The way the crisis was resolved is proof of Turkey's new status. Israel backing down and apologizing shows that Israeli leaders are also aware of the new geopolitical facts of the region. The Tel Aviv administration couldn't risk the chance of Ankara recalling its ambassador, which Turkey threatened to do. They couldn't oppose Turkey's demand for an apology. It is no simple matter for a state to be forced to apologize to another state. There is no other country in the Middle East that can make Israel take a step back like that. The confrontation between Turkish Prime Minister Recep Tayyip Erdoğan and Israeli President Shimon Peres last year in Davos ended in a similar way. It was the Israeli side that had started the debate. But after the Turkish prime minister castigated Peres in front of the world, the Israeli president called Erdoğan following the meeting and apologized.
Why don't problems we have with Israel at least once every year erupt into full-scale crises?
The Islamic roots of the Justice and Development Party (AK Party) prompt many local and foreign observers to analyze Ankara-Tel Aviv relations incorrectly because these people attempt to link Turkey's current attitude to being "pro-Islamic" and "pro-Arab." But they are seriously mistaken. The Turkish state has a tradition of developing a foreign policy based on principles and the facts in the field, not on emotions and convictions. In this regard, the new period of Turkish foreign policy is not a deviation. Those who manage Turkish foreign policy know very well that good relations with Israel are beneficial for both Turkey and the region. It is for this reason that the "zero problems with neighbors" policy that Turkey has been observing for seven years is not an approach that excludes Israel. Turkey's successful endeavor of starting indirect talks between Israel and Syria is evidence of this. It should not be forgotten that Turkey-Israel ties did not deteriorate because of the "one minute" protest in Davos but because of Israel's sudden bombardment on Gaza. A day before the attack, Turkey was as close to Tel Aviv as it was to Damascus.
If that had not been the case, Turkey would not have been able to mediate indirect talks between Israel and Syria. Turkey was not the side that ruined Turkey-Israel relations and neither is it the one that can repair it. Turkey is a country that is gaining more influence in the region, entering economic and social integration processes with neighboring countries and saying, "It is our mission to establish order" in the region.
Peace and stability in the Balkan-Caucasus-Middle East triangle is in the interest of Turkey. That is why Turkish diplomats are vigorously working to ensure an atmosphere of stability and security in the region. With a mission to create positive peace in the region, it's impossible for Turkey to be unresponsive to actors that escalate tension and deepen conflict. If Israel ignores peace efforts and sustains its "controlled tension" policy in the region then improving relations with Turkey will become nothing but a dream. Turkey does not need the special friendship of Israel or any other country in the region. But Israel particularly needs to become friends with Turkey and stay that way in the new period.

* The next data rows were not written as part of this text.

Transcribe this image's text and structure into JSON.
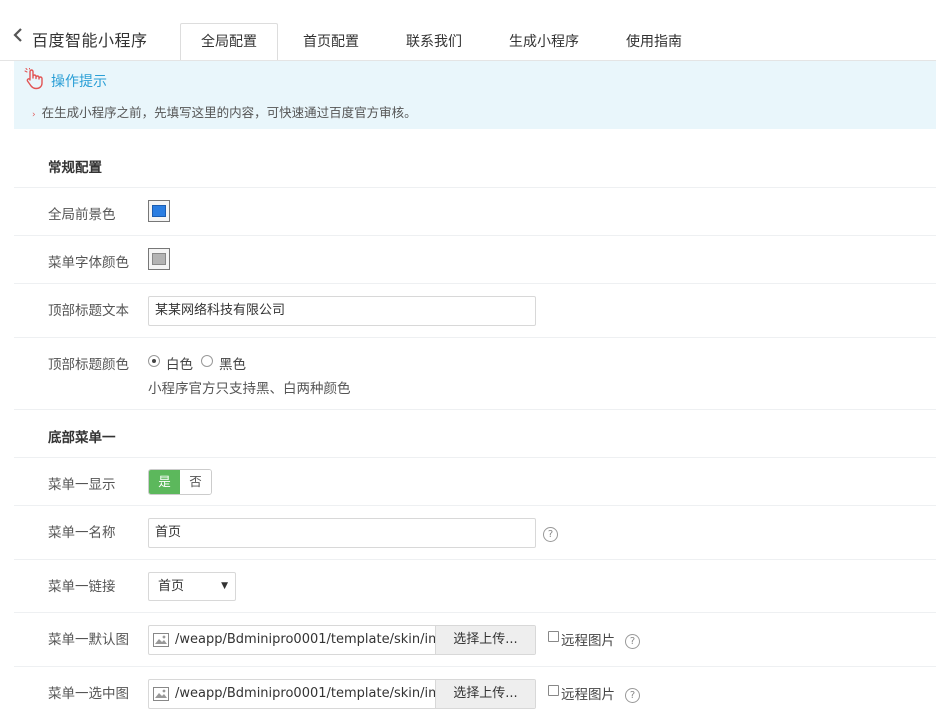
{
  "app": {
    "title": "百度智能小程序"
  },
  "tabs": [
    {
      "label": "全局配置",
      "active": true
    },
    {
      "label": "首页配置",
      "active": false
    },
    {
      "label": "联系我们",
      "active": false
    },
    {
      "label": "生成小程序",
      "active": false
    },
    {
      "label": "使用指南",
      "active": false
    }
  ],
  "tip": {
    "title": "操作提示",
    "text": "在生成小程序之前，先填写这里的内容，可快速通过百度官方审核。"
  },
  "general": {
    "section_title": "常规配置",
    "foreground_label": "全局前景色",
    "foreground_color": "#2a7de1",
    "menu_font_color_label": "菜单字体颜色",
    "menu_font_color": "#b3b3b3",
    "top_title_text_label": "顶部标题文本",
    "top_title_text_value": "某某网络科技有限公司",
    "top_title_color_label": "顶部标题颜色",
    "top_title_color_options": [
      {
        "label": "白色",
        "checked": true
      },
      {
        "label": "黑色",
        "checked": false
      }
    ],
    "top_title_color_hint": "小程序官方只支持黑、白两种颜色"
  },
  "menu1": {
    "section_title": "底部菜单一",
    "display_label": "菜单一显示",
    "display_yes": "是",
    "display_no": "否",
    "display_value": "是",
    "name_label": "菜单一名称",
    "name_value": "首页",
    "link_label": "菜单一链接",
    "link_value": "首页",
    "default_img_label": "菜单一默认图",
    "default_img_path": "/weapp/Bdminipro0001/template/skin/im",
    "selected_img_label": "菜单一选中图",
    "selected_img_path": "/weapp/Bdminipro0001/template/skin/im",
    "upload_button": "选择上传...",
    "remote_label": "远程图片",
    "help_glyph": "?"
  },
  "icons": {
    "back": "chevron-left-icon",
    "tip": "pointing-hand-icon",
    "image": "image-icon",
    "help": "question-circle-icon"
  },
  "colors": {
    "accent": "#2a9fd6",
    "tip_bg": "#e9f6fb",
    "toggle_on": "#5cb85c"
  }
}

The principle that applies for Syria and Iran also applies for Israel. The only way to become friends and stay friends with Turkey is by sincerely wanting peace.
16 January 2010, Saturday